David West

After starting his writing career covering the unforgiving world of MMA, David moved into music journalism at Rhythm magazine, interviewing legends of the drum kit including Ginger Baker and Neil Peart. A regular contributor to Prog, he’s written for Metal Hammer, The Blues, Country Music Magazine and more. The author of Chasing Dragons: An Introduction To The Martial Arts Film, David shares his thoughts on kung fu movies in essays and videos for 88 Films, Arrow Films, and Eureka Entertainment.
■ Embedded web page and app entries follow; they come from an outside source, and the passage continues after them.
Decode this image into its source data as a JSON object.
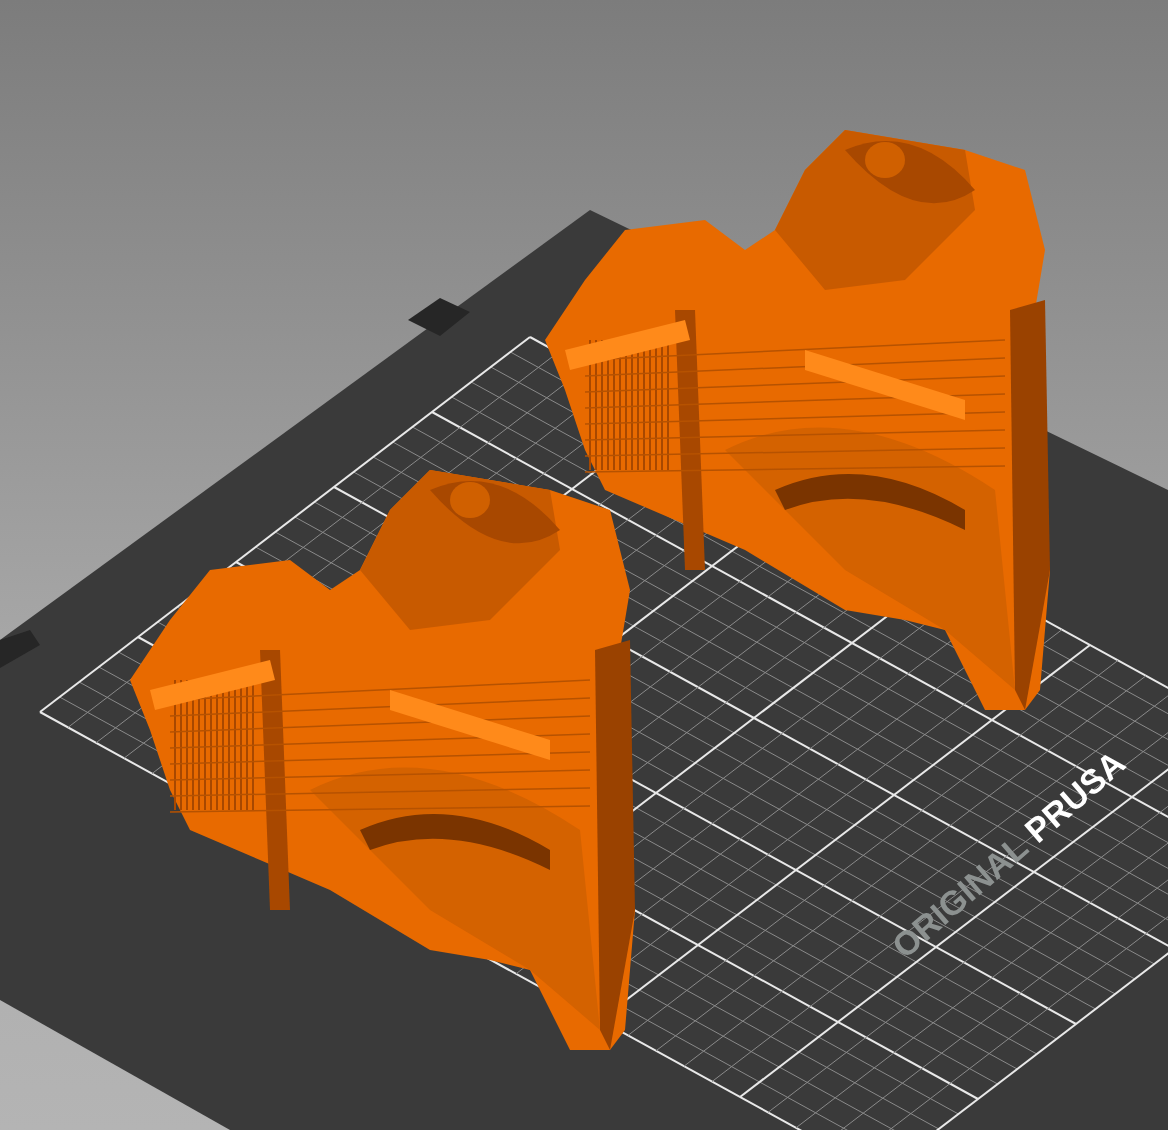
{
  "viewport": {
    "bed_logo": {
      "line_1": "ORIGINAL",
      "line_2": "PRUSA"
    }
  }
}
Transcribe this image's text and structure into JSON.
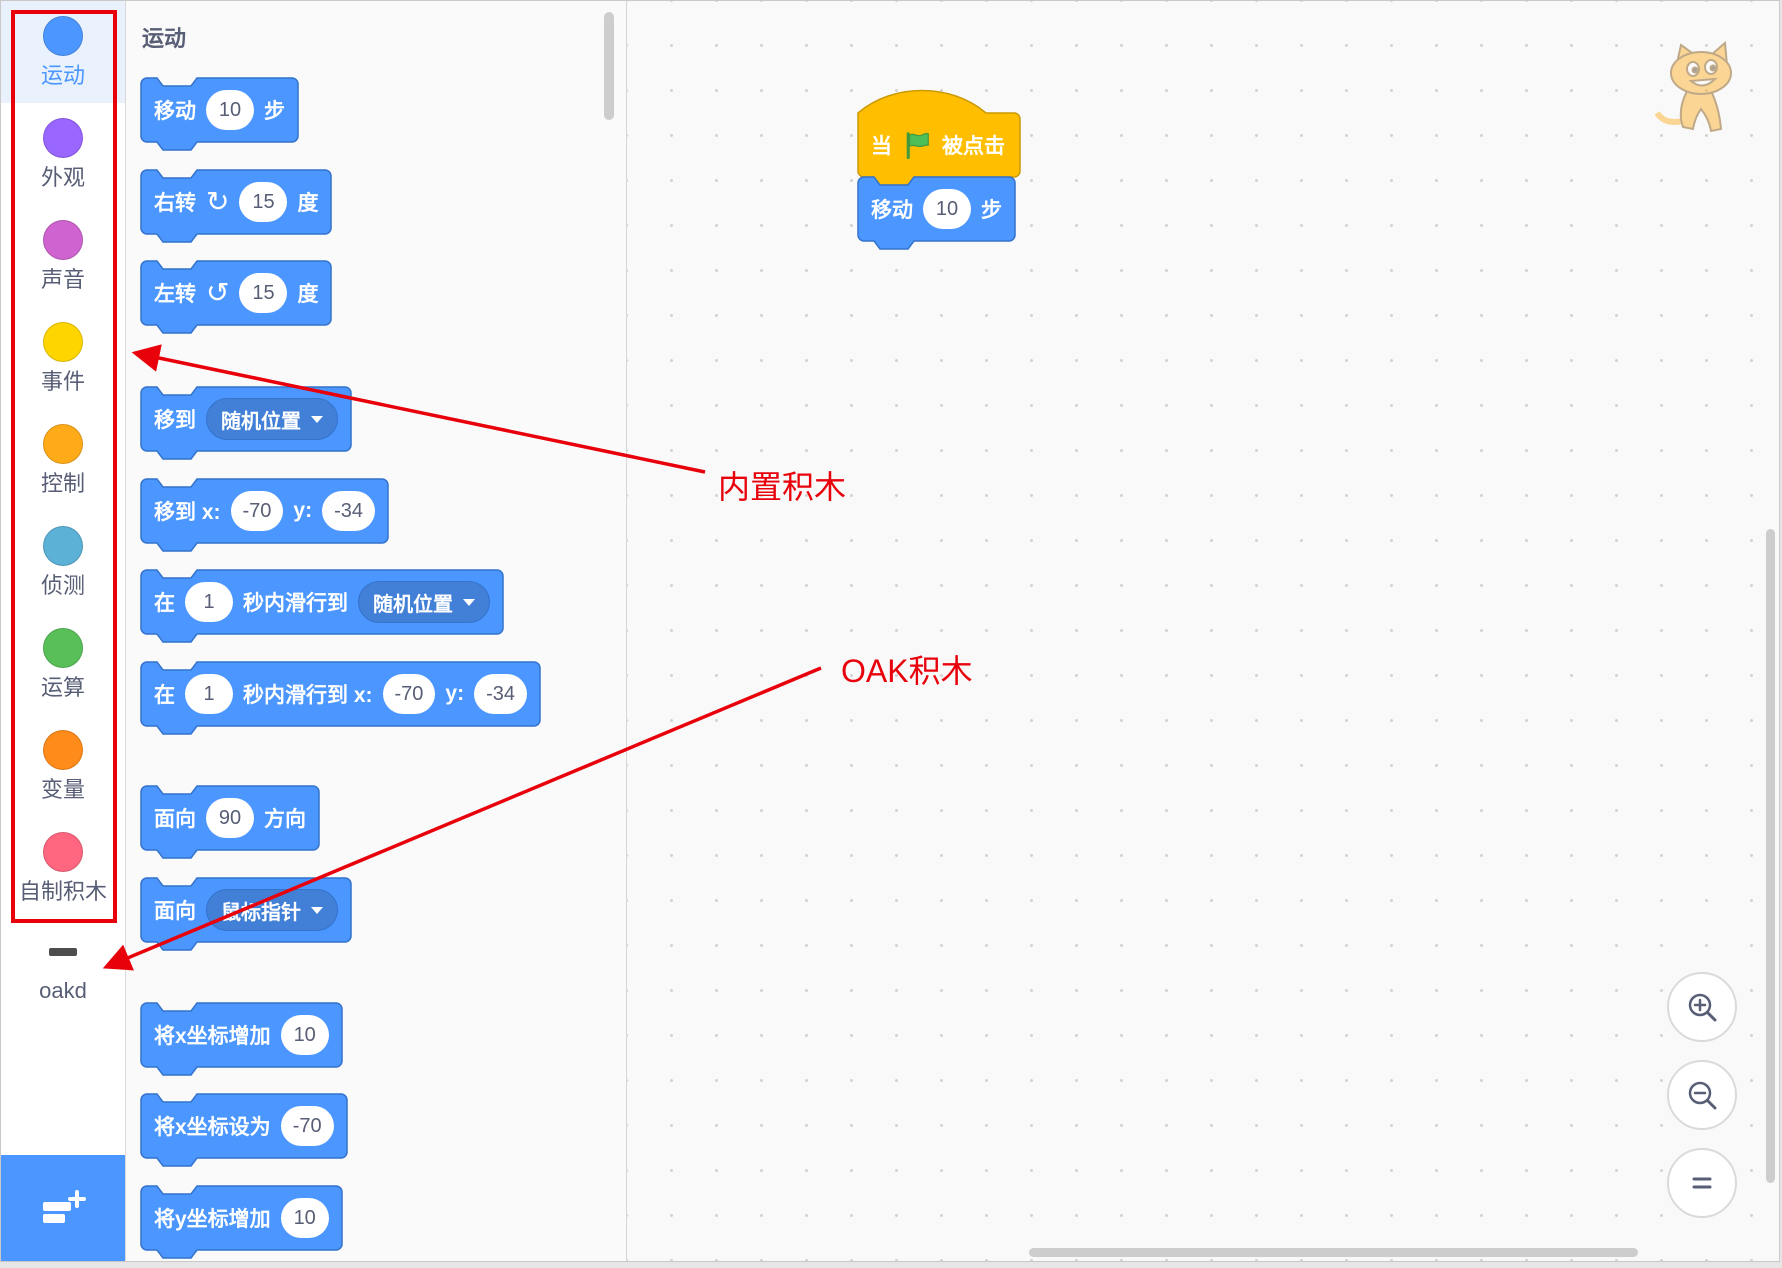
{
  "categories": [
    {
      "label": "运动",
      "color": "#4C97FF"
    },
    {
      "label": "外观",
      "color": "#9966FF"
    },
    {
      "label": "声音",
      "color": "#CF63CF"
    },
    {
      "label": "事件",
      "color": "#FFD500"
    },
    {
      "label": "控制",
      "color": "#FFAB19"
    },
    {
      "label": "侦测",
      "color": "#5CB1D6"
    },
    {
      "label": "运算",
      "color": "#59C059"
    },
    {
      "label": "变量",
      "color": "#FF8C1A"
    },
    {
      "label": "自制积木",
      "color": "#FF6680"
    }
  ],
  "selected_category_index": 0,
  "extension": {
    "label": "oakd",
    "icon": "oakd-device-icon"
  },
  "add_extension_button": {
    "icon": "add-extension-icon",
    "color": "#4C97FF"
  },
  "palette": {
    "title": "运动",
    "block_color": "#4C97FF",
    "block_stroke": "#3373CC",
    "blocks": [
      {
        "parts": [
          {
            "kind": "label",
            "value": "移动"
          },
          {
            "kind": "number",
            "value": "10"
          },
          {
            "kind": "label",
            "value": "步"
          }
        ]
      },
      {
        "parts": [
          {
            "kind": "label",
            "value": "右转"
          },
          {
            "kind": "icon",
            "icon": "rotate-right-icon"
          },
          {
            "kind": "number",
            "value": "15"
          },
          {
            "kind": "label",
            "value": "度"
          }
        ]
      },
      {
        "parts": [
          {
            "kind": "label",
            "value": "左转"
          },
          {
            "kind": "icon",
            "icon": "rotate-left-icon"
          },
          {
            "kind": "number",
            "value": "15"
          },
          {
            "kind": "label",
            "value": "度"
          }
        ]
      },
      {
        "parts": [
          {
            "kind": "label",
            "value": "移到"
          },
          {
            "kind": "dropdown",
            "value": "随机位置"
          }
        ]
      },
      {
        "parts": [
          {
            "kind": "label",
            "value": "移到 x:"
          },
          {
            "kind": "number",
            "value": "-70"
          },
          {
            "kind": "label",
            "value": "y:"
          },
          {
            "kind": "number",
            "value": "-34"
          }
        ]
      },
      {
        "parts": [
          {
            "kind": "label",
            "value": "在"
          },
          {
            "kind": "number",
            "value": "1"
          },
          {
            "kind": "label",
            "value": "秒内滑行到"
          },
          {
            "kind": "dropdown",
            "value": "随机位置"
          }
        ]
      },
      {
        "parts": [
          {
            "kind": "label",
            "value": "在"
          },
          {
            "kind": "number",
            "value": "1"
          },
          {
            "kind": "label",
            "value": "秒内滑行到 x:"
          },
          {
            "kind": "number",
            "value": "-70"
          },
          {
            "kind": "label",
            "value": "y:"
          },
          {
            "kind": "number",
            "value": "-34"
          }
        ]
      },
      {
        "parts": [
          {
            "kind": "label",
            "value": "面向"
          },
          {
            "kind": "number",
            "value": "90"
          },
          {
            "kind": "label",
            "value": "方向"
          }
        ]
      },
      {
        "parts": [
          {
            "kind": "label",
            "value": "面向"
          },
          {
            "kind": "dropdown",
            "value": "鼠标指针"
          }
        ]
      },
      {
        "parts": [
          {
            "kind": "label",
            "value": "将x坐标增加"
          },
          {
            "kind": "number",
            "value": "10"
          }
        ]
      },
      {
        "parts": [
          {
            "kind": "label",
            "value": "将x坐标设为"
          },
          {
            "kind": "number",
            "value": "-70"
          }
        ]
      },
      {
        "parts": [
          {
            "kind": "label",
            "value": "将y坐标增加"
          },
          {
            "kind": "number",
            "value": "10"
          }
        ]
      }
    ]
  },
  "workspace": {
    "sprite_icon": "scratch-cat-icon",
    "script": {
      "hat": {
        "color": "#FFBF00",
        "stroke": "#CC9900",
        "parts": [
          {
            "kind": "label",
            "value": "当"
          },
          {
            "kind": "icon",
            "icon": "green-flag-icon"
          },
          {
            "kind": "label",
            "value": "被点击"
          }
        ]
      },
      "blocks": [
        {
          "parts": [
            {
              "kind": "label",
              "value": "移动"
            },
            {
              "kind": "number",
              "value": "10"
            },
            {
              "kind": "label",
              "value": "步"
            }
          ]
        }
      ]
    },
    "zoom_controls": [
      {
        "icon": "zoom-in-icon"
      },
      {
        "icon": "zoom-out-icon"
      },
      {
        "icon": "zoom-reset-icon"
      }
    ]
  },
  "annotations": {
    "color": "#E8000B",
    "builtin_blocks_label": "内置积木",
    "oak_blocks_label": "OAK积木"
  }
}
He firmly believes Steely Dan’s Reelin’ In The Years is the tuniest tune ever tuned.